Recent events have reminded me of an incident from a few years back.
At Anticipation, the 2009 Worldcon in Montréal, I noticed that there was an event each morning called “Stroll with the Stars.” The strolls, the invention of Stu Segal, were simply an opportunity to get a pleasant walk in the area outside the convention center in the company of other fans, some of whom might also be writers, artists, puppeteers, editors, or otherwise professionally involved in the field. The Sunday stroll was an hour before one of my panels, so this seemed like an excellent opportunity to get my brain working through light physical activity and light conversation, and Old Montréal is so lovely one needs no excuse to wander it.
One of the billed Stars on the stroll was Paul Cornell, who had recently begun writing comics for Marvel—the Wisdom miniseries (with art by Manuel Garcia and Trevor Hairsine) and then its successor, Captain Britain and MI-13 (with art by Leonard Kirk), both of which I enjoyed immensely.

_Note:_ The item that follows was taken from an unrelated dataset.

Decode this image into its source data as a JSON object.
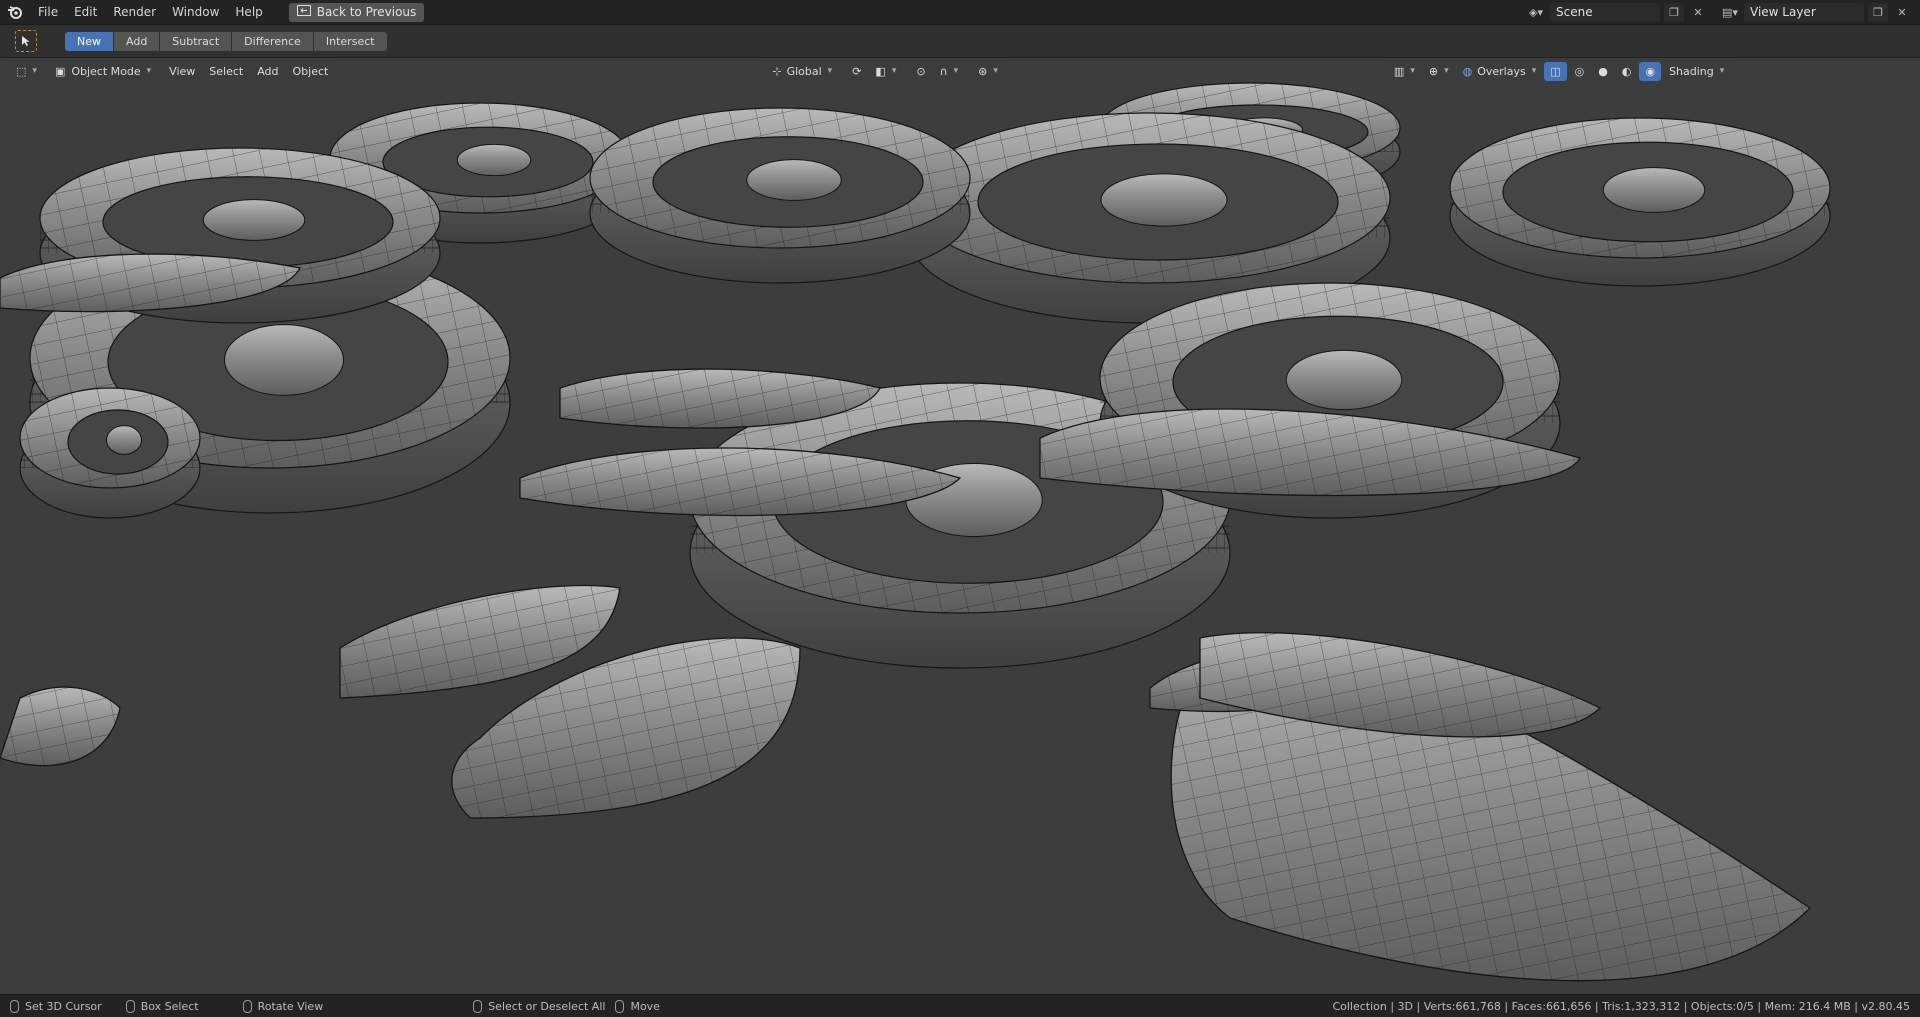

The stroll group was fairly large, and I didn’t get a chance to talk to Cornell, so I very fannishly buttonholed him at the base of the escalators inside the Palais des congrès so that I could gush at him. MI-13 was an offbeat superhero team book: the characters worked for the division of British intelligence devoted to “weird happenings” like faeries, vampires, alien invasions, and the sinister Dr. Plokta. I told him that MI-13 compared favorably to two of the great oddball superhero team books of years past, Steve Gerber and Sal Buscema’s Defenders and Grant Morrison and Richard Case’s Doom Patrol. Well, I could barely have handed him a more on-point compliment, and we started babbling joyfully about our mutual love of Doom Patrol (he had actually a fan letter published in issue 31).
Shortly, we both realized that we were running late for panels at 10:00, and we set off up the escalators. I was scheduled for a two-person discussion of fairy tales in the comics alongside Bill Willingham, the writer-creator of the very successful Fables series. I walked into the room ... followed by Cornell, who had been invited by Willingham at the last minute to join the panel.
So we fell to talking about fairy tale comics and other folk/myth/public domain magical figures. At one point, Willingham, who is deeply conservative, brought up the matter of Faiza Hussain and the sword Excalibur.
Faiza Hussain is one of the core members of MI-13 during Cornell’s run. She’s a hijab-wearing medical doctor, the daughter of Pakistani immigrants, possessing (through Comic Book Supersciencetm) the ability to manipulate organic material by thought. She’s explicitly a reader identification character, a charming woman with a pure heart, dazzled by the superheroes, the Marvel universe’s greatest celebrities. Before the first story is done, she becomes the worthy bearer of Excalibur. Yes, that Excalibur, which has been a part of Captain Britain’s fantastic background since his first appearance.
Willingham thought that he should be upset that Excalibur, so central to the heart of the myth of Britain, should be in the hands of a Muslim immigrant. He hastened to add that the story was so well done that he wasn’t shocked, and he asked how that could have happened.
I jumped in and said, “Look, Faiza Hussain taking up Excalibur is as completely English as chicken tikka masala.”
England, the England in which MI-13 lived, the England that Cornell saw outside his window, was the cosmopolitan heir of a global empire. The national dish is curry (chicken tikka masala itself was invented in Glasgow), and cricket stars named Hussain and Afzall play alongside Jones and Sidebottom. Of course there’s a Pakistani woman wielding Excalibur—why on Earth wouldn’t there be? In the years since, Faiza has in two different “alternate futures” herself become Captain Britain, the living symbol of England’s power and glory.
Those are better futures than the one we have this week. Let’s try to get back to them.
—Kevin J. Maroney
and the editors